SquashBusters, founded in Boston in 1996 as the first squash and education program, has officially expanded to a third program site. On December 9, the program held a ribbon-cutting ceremony in Providence, RI, in conjunction with Moses Brown School. SquashBusters has partnered with the private school to open a 12-court facility, the Gorgi Family Squash & Education Center. Boasting 11 singles courts and one doubles court in addition to classrooms and locker rooms, the facility is now the largest urban squash facility in the country.

SquashBusters is now serving more cities than any other squash and education program. At its flagship location, SquashBusters partners with Northeastern University, where the program has an eight court facility, classrooms, and administrative offices. The program’s expansion to Lawrence in 2012 has proven successful, with 105 students enrolled, and facility partnerships with Brooks School and Phillips Academy. Now, with its move into Providence, SquashBusters plans to serve even more participants.

This fall, Caitlin Barrett came on as the Providence Executive Director. Barrett comes to SquashBusters after spending seven years working with Up2Us Sports, where she was the National Director of Training.
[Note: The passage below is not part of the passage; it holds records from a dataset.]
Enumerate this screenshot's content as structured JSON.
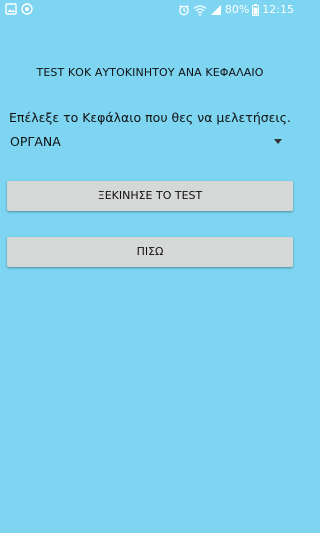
{
  "status_bar": {
    "battery": "80%",
    "time": "12:15",
    "left_icons": [
      "image-icon",
      "sync-icon"
    ],
    "right_icons": [
      "alarm-icon",
      "wifi-icon",
      "signal-icon",
      "battery-icon"
    ]
  },
  "screen": {
    "title": "TEST ΚΟΚ ΑΥΤΟΚΙΝΗΤΟΥ ΑΝΑ ΚΕΦΑΛΑΙΟ",
    "prompt": "Επέλεξε το Κεφάλαιο που θες να μελετήσεις.",
    "chapter_select": {
      "selected": "ΟΡΓΑΝΑ"
    },
    "start_button": "ΞΕΚΙΝΗΣΕ ΤΟ TEST",
    "back_button": "ΠΙΣΩ"
  },
  "colors": {
    "background": "#7dd5f2",
    "button": "#d6d7d7"
  }
}
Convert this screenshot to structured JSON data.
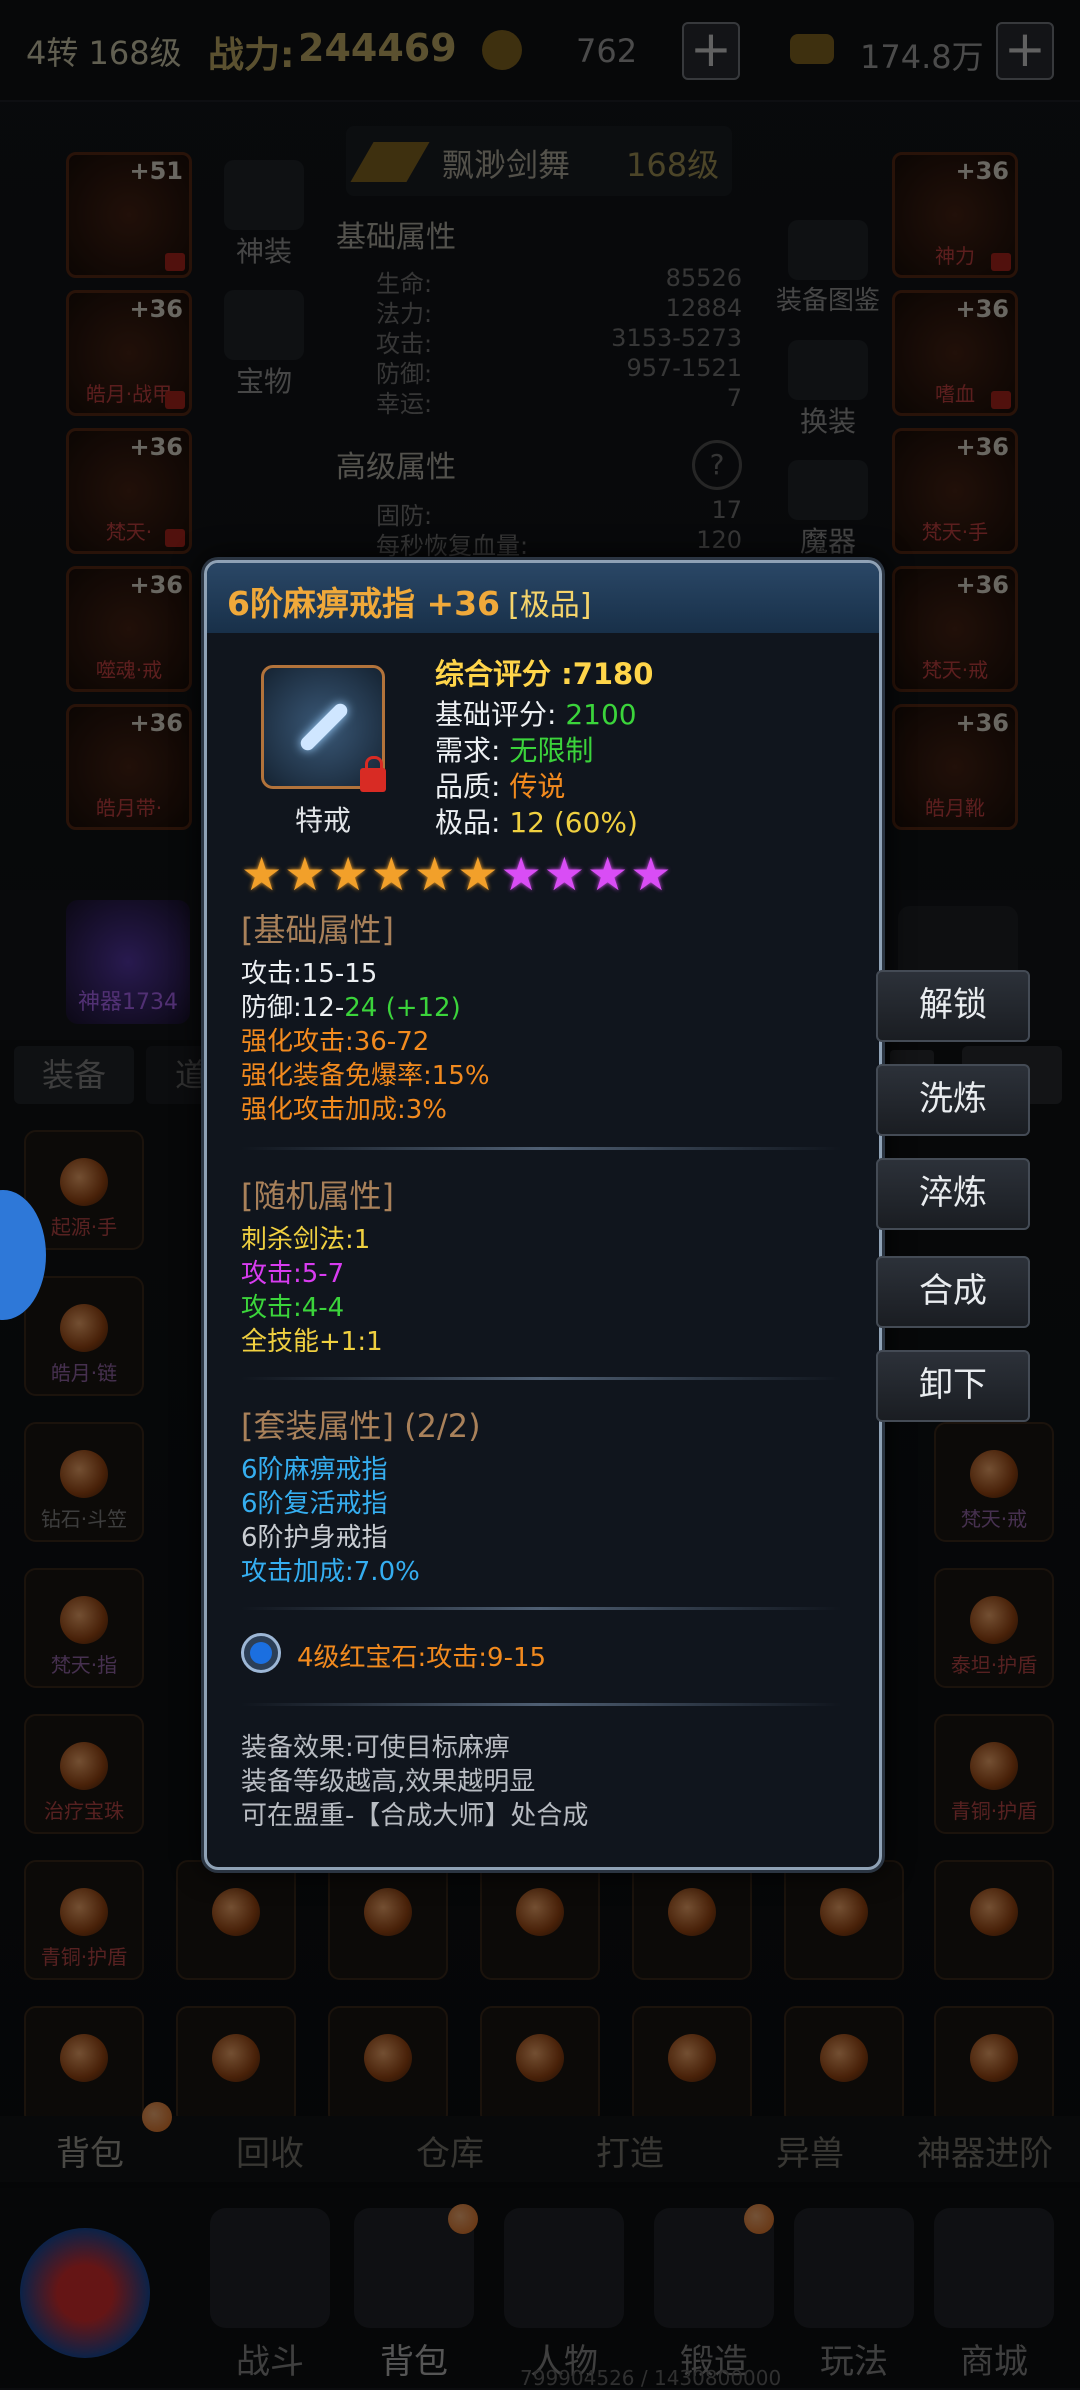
{
  "topbar": {
    "level": "4转 168级",
    "power_label": "战力:",
    "power_value": "244469",
    "coins": "762",
    "gold": "174.8万"
  },
  "equip_panel": {
    "weapon_name": "飘渺剑舞",
    "weapon_level": "168级",
    "base_header": "基础属性",
    "base_attrs": [
      {
        "label": "生命:",
        "value": "85526"
      },
      {
        "label": "法力:",
        "value": "12884"
      },
      {
        "label": "攻击:",
        "value": "3153-5273"
      },
      {
        "label": "防御:",
        "value": "957-1521"
      },
      {
        "label": "幸运:",
        "value": "7"
      }
    ],
    "adv_header": "高级属性",
    "adv_attrs": [
      {
        "label": "固防:",
        "value": "17"
      },
      {
        "label": "每秒恢复血量:",
        "value": "120"
      }
    ],
    "left_buttons": [
      "神装",
      "宝物"
    ],
    "right_buttons": [
      "装备图鉴",
      "换装",
      "魔器"
    ],
    "left_slots": [
      {
        "level": "+51",
        "name": ""
      },
      {
        "level": "+36",
        "name": "皓月·战甲"
      },
      {
        "level": "+36",
        "name": "梵天·"
      },
      {
        "level": "+36",
        "name": "噬魂·戒"
      },
      {
        "level": "+36",
        "name": "皓月带·"
      }
    ],
    "right_slots": [
      {
        "level": "+36",
        "name": "神力"
      },
      {
        "level": "+36",
        "name": "嗜血"
      },
      {
        "level": "+36",
        "name": "梵天·手"
      },
      {
        "level": "+36",
        "name": "梵天·戒"
      },
      {
        "level": "+36",
        "name": "皓月靴"
      }
    ],
    "god_weapon": "神器1734"
  },
  "inventory": {
    "tabs": [
      "装备",
      "道"
    ],
    "left_items": [
      "起源·手",
      "皓月·链",
      "钻石·斗笠",
      "梵天·指",
      "治疗宝珠",
      "青铜·护盾"
    ],
    "right_items": [
      "梵天·戒",
      "泰坦·护盾",
      "青铜·护盾"
    ]
  },
  "side_buttons": [
    "解锁",
    "洗炼",
    "淬炼",
    "合成",
    "卸下"
  ],
  "popup": {
    "title": "6阶麻痹戒指 +36",
    "grade": "[极品]",
    "icon_caption": "特戒",
    "score_label": "综合评分 :",
    "score_value": "7180",
    "base_score_label": "基础评分: ",
    "base_score_value": "2100",
    "require_label": "需求: ",
    "require_value": "无限制",
    "quality_label": "品质: ",
    "quality_value": "传说",
    "premium_label": "极品: ",
    "premium_value": "12 (60%)",
    "stars": {
      "gold": 6,
      "purple": 4
    },
    "base_attr_header": "[基础属性]",
    "base_attrs": {
      "atk": "攻击:15-15",
      "def_prefix": "防御:12-",
      "def_bonus": "24 (+12)",
      "enh_atk": "强化攻击:36-72",
      "enh_burst": "强化装备免爆率:15%",
      "enh_bonus": "强化攻击加成:3%"
    },
    "random_attr_header": "[随机属性]",
    "random_attrs": [
      "刺杀剑法:1",
      "攻击:5-7",
      "攻击:4-4",
      "全技能+1:1"
    ],
    "set_header": "[套装属性]",
    "set_count": "(2/2)",
    "set_items": [
      "6阶麻痹戒指",
      "6阶复活戒指",
      "6阶护身戒指"
    ],
    "set_bonus": "攻击加成:7.0%",
    "gem_text": "4级红宝石:攻击:9-15",
    "effects": [
      "装备效果:可使目标麻痹",
      "装备等级越高,效果越明显",
      "可在盟重-【合成大师】处合成"
    ]
  },
  "bottom_tabs": [
    "背包",
    "回收",
    "仓库",
    "打造",
    "异兽",
    "神器进阶"
  ],
  "nav": [
    "战斗",
    "背包",
    "人物",
    "锻造",
    "玩法",
    "商城"
  ],
  "exp_text": "799904526 / 1430800000",
  "colors": {
    "title": "#f0a93a",
    "gold": "#ffd54a",
    "green": "#3bd43b",
    "orange": "#f28a1e",
    "yellow": "#f0d040",
    "purple": "#d83cf0",
    "blue": "#35aef0",
    "gray": "#c9cdd2"
  }
}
Barrett was thrilled to be offered the opportunity to move to Providence, “I have been a fan of SquashBusters for so long. The squash and education programs in general run such high quality programs, and I am excited to do something new with this incredible model and legacy.”

In its first year, SquashBusters Providence will serve 28 sixth-graders from DelSesto Middle School. The program plans to add one class each year through 12th grade, which will result in an enrollment of 110 students. Two additional staff have been hired in squash director and academic manager roles.

SquashBusters Providence shares the Gorgi Center with Moses Brown and the Nicol Squash Club, run by former world champion Peter Nicol and Arthur Gaskin, former world #80 and current head pro at the facility. Since the opening of the courts, the Moses Brown team has seen an increase of 100% in student participation. Between the three programs, the courts are getting quite a bit of use, and the energy in the building is consistently high. “It’s just the best,” commented Barrett, “The kids really see it as an amazing home in which to be playing squash and studying. It is such an investment in the squash community in Rhode Island in general, and it is exciting to be a part of such a hub of squash and education and youth development for the state and the region as well.”